Because of the age of the story, Eubanks often had to rely on documents that family members kept and he was fortunate that Edgar’s daughter kept everything, including letters and ship manifests. It could have been unwieldy to go through so much paperwork, but Eubanks found it fascinating and now readers are finding it fascinating as well.
Eubanks found journalism and writing almost by accident. A friend of his started Links Magazine and got Eubanks to do some writing. That gig led to others and now he is the author of 30 books, writing college football columns for FoxSports and articles periodicals like Golf Digest and Sports Illustrated.
Eubanks describes himself as a project driven writer, especially when confronting a book, often slipping into “book mode,” where he writes manically and can often forget what time it is. Writing books has led to some incredible experiences for Eubanks though. In addition to spending time with Holtz while writing his biography and playing golf with Arnold Palmer. He also spent a year with Jeff Gordon and his team. That experience led to two more books, novels set in the world of stock car racing.

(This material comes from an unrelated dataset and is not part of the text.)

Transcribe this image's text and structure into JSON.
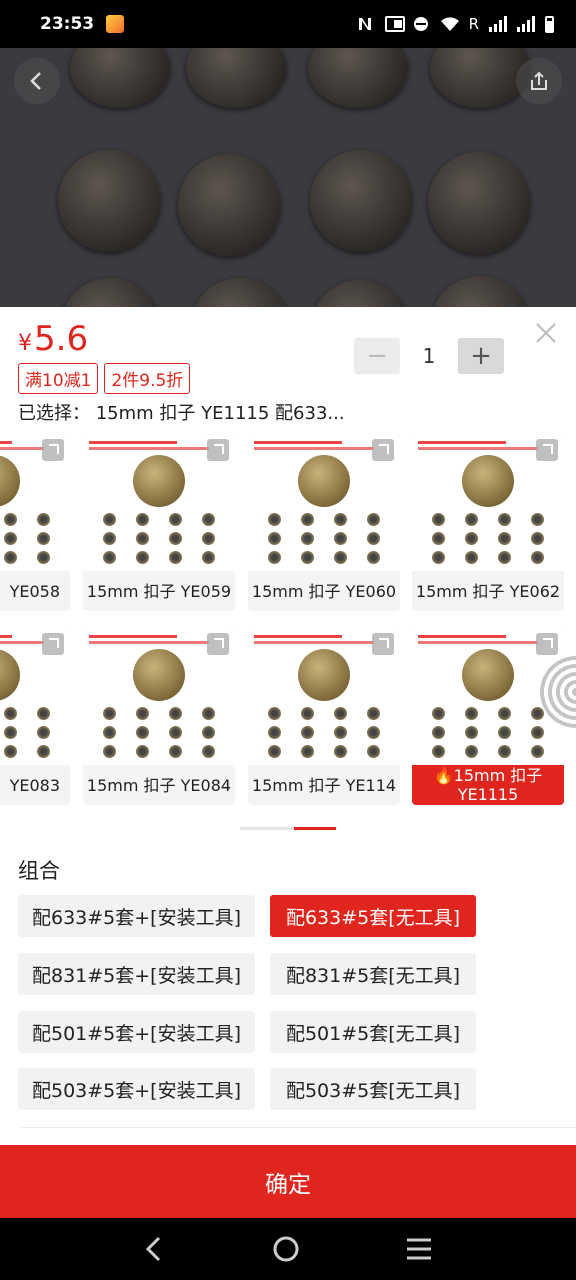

Eubanks is now doing some talks about “To Win and Die in Dixie” and book signings. He will be at Omega Books in Peachtree City this Friday from 5:30-7 p.m. Phone 770-487-3977 to reserve your copy.
There are more books to be written by Eubanks, who would like to venture into the world of fiction some more, and with college football around the corner he will be traveling around the game, especially around the SEC, this fall. Like always, he’ll keep his eyes open for the stories that don’t get told too often. Those are the ones that tend to be hidden gems anyway.